The first month was a lot of pacing, refining his cooking abilities, and catching up on the books and movies he had missed during his time out of the country. He went vegan in the second month, just for something new to do. It fit in nicely with the yoga and meditation. By the third month he was sick of having to think about every meal and reverted back to vegetarianism. In the fourth month he rearranged the furniture for the hundredth time, covered the biggest wall in the living room with the most convoluted equations he could think of, and started sleeping in twenty minute increments six times a day, which he'd read would either make him crazy or make him feel like some kind of superhuman. Five months in and he had slipped back into his usual sleeping habits and was teaching himself Farsi and Hungarian in the fort he's made out of blankets and furniture in the living room. Month six he picked up Fight Club for the first time in four years and started having conversations with the protagonist, first in his head and then out loud. He'd set the table for two and check with the open air to his left before deciding which tv program to watch. They got into a fight about morality once, and Bruce went five and a half days in silence before breaking down and apologizing. In the seventh month Ender Wiggin and Winston Smith joined their conversations. They're still here with him in month eight, but even their support and insight can't stop the rooms from shrinking to the point where he can't take a deep breath.

He's four days into a vision quest when everything changes. It's not a true vision quest, he knows that. He just stopped eating, turned the thermostat up as high as it will go, and lay down on top of the ruins that were his fort before the space became too small to house his anxiety. He hasn't moved since, apart from taking a few sips of water from the Nalgene bottle resting its solid weight on his chest. The protagonist of Fight Club gave him the idea, Ender told him he could understand the need to break his routine, and now Winston sits by Bruce's head and lectures him on what a poor decision this is.

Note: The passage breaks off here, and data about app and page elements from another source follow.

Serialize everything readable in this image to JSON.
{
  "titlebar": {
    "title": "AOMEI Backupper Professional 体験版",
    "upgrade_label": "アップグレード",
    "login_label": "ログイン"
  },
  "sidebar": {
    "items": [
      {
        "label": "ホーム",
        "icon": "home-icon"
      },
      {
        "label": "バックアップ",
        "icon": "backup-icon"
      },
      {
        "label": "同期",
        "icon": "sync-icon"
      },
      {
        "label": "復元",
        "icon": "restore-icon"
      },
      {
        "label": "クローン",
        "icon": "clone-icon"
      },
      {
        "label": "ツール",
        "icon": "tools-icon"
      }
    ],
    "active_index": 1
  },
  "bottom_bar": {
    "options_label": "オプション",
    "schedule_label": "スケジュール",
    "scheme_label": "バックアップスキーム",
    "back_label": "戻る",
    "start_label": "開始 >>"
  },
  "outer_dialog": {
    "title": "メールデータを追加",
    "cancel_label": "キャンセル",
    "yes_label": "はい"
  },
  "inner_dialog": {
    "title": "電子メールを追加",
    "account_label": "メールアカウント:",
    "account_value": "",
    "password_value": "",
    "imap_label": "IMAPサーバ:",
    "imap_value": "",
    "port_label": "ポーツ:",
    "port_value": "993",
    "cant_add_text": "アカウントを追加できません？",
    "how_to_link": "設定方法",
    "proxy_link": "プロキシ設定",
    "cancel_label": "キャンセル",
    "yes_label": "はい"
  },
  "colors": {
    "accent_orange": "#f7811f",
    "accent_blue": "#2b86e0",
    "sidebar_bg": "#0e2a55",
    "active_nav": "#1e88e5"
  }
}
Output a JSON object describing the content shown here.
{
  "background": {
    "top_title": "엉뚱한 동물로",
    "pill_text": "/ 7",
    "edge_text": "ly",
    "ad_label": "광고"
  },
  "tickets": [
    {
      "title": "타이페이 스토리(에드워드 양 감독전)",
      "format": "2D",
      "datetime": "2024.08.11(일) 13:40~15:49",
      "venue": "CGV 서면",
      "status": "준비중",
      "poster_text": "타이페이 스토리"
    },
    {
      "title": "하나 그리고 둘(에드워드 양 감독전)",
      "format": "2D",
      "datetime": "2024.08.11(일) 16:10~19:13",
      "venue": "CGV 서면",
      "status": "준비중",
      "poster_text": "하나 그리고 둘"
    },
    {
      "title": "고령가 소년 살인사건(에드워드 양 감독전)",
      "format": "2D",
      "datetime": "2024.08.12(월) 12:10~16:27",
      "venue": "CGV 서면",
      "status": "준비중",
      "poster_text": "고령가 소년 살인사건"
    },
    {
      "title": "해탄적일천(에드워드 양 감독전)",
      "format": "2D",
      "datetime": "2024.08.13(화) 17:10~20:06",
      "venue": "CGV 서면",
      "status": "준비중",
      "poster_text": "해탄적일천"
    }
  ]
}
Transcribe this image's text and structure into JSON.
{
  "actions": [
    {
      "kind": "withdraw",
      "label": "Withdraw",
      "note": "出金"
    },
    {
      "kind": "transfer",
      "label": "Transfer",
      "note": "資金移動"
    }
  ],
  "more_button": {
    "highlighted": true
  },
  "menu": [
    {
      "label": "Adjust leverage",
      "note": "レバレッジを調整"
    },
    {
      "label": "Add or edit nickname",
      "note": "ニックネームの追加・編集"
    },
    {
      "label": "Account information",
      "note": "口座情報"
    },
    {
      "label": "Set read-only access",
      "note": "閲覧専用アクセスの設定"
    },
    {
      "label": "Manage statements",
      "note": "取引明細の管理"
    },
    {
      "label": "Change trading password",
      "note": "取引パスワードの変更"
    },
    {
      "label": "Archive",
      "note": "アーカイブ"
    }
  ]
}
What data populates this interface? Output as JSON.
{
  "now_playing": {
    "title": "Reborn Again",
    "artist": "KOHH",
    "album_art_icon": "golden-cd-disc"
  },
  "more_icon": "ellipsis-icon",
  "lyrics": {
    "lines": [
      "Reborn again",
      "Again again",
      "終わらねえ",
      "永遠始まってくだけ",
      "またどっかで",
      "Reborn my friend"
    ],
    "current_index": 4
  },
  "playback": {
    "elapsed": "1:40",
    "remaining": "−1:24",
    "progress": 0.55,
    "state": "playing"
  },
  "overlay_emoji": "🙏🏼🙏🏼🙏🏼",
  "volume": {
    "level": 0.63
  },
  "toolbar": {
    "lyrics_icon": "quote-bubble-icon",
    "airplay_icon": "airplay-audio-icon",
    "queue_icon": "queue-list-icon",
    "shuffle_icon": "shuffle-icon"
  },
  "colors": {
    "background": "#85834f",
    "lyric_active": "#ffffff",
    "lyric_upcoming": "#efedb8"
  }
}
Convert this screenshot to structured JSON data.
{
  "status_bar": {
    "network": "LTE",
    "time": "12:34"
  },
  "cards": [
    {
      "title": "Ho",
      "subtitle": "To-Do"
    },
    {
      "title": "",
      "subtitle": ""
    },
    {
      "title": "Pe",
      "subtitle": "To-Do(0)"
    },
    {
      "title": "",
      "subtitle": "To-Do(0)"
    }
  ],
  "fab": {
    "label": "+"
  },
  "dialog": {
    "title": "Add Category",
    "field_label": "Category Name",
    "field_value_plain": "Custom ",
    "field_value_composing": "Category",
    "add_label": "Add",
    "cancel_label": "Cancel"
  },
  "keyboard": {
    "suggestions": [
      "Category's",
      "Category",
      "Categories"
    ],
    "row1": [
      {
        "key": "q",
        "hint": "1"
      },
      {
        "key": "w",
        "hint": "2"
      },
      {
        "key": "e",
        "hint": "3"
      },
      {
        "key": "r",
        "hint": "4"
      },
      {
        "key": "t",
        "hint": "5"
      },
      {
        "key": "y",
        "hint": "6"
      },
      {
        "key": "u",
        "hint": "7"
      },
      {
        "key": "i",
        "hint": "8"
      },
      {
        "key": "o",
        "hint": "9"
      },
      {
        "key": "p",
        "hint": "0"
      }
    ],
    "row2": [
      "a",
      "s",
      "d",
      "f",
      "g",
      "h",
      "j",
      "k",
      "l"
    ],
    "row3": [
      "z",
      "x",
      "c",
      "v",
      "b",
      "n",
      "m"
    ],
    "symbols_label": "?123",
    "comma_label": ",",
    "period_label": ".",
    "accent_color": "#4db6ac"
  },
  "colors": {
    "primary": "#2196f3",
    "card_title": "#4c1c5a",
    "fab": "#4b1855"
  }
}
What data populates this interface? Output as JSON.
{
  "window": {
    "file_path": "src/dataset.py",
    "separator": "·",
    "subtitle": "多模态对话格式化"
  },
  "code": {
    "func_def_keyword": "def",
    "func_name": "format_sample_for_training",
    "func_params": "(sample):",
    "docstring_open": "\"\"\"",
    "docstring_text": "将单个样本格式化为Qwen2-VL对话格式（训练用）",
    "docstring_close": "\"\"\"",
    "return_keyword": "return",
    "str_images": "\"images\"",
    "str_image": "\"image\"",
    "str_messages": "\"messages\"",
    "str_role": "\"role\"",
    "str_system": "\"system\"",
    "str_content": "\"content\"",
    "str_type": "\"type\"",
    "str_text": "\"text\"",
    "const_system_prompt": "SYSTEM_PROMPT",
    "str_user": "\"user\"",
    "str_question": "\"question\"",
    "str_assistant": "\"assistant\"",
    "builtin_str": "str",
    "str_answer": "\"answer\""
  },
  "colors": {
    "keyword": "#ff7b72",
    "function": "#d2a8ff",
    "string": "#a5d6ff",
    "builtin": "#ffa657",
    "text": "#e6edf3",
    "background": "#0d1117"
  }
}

Bruce thinks the knock is a hallucination, except that Winston breaks off in the middle of his tirade to glance at the door. The fact that a figment of his imagination responds to a hallucination of his is not an argument for that hallucination being real, the soft, sane voice in the back of Bruce's mind assures him, just before a second set of raps beat against the door.

Bruce is lying on his back, hips and legs propped higher than his head and water bottle still cradled to his chest. He doesn't know what the correct response is to the sound of knocking on his prison door, and even if he did he's pretty sure there's no way he could execute it. Judging by how he's been feeling, Bruce thinks he probably sweated his muscles out through his pores two days ago, and his thoughts are too far removed from his body to transmit words down to his mouth. Instead, he shifts his gaze towards the door and waits.

A moment of silence gives way to the sound of a key turning in the lock, and then the door opens and a man in a suit enters the room. The man's gaze traces Bruce's form, from the mess of oily curls he hasn't bothered trimming since his incarceration, across five weeks worth of beard growth, down the faded Culver University tee and plaid pajama bottoms that have somehow grown too large for him in the past few months, to where his bare feet are twisted in one of the blankets that once roofed his fort. Bruce hasn't felt embarrassment in a long time, but the way the man looks at him makes him feel like a child caught doing something he shouldn't.

The man gives a slight, professional looking smile and opens the dossier that had been tucked under his left arm. "Hello Dr. Banner," he says in a voice pitched somewhere between gentle and commanding. "I'm Agent Phil Coulson. How are you doing?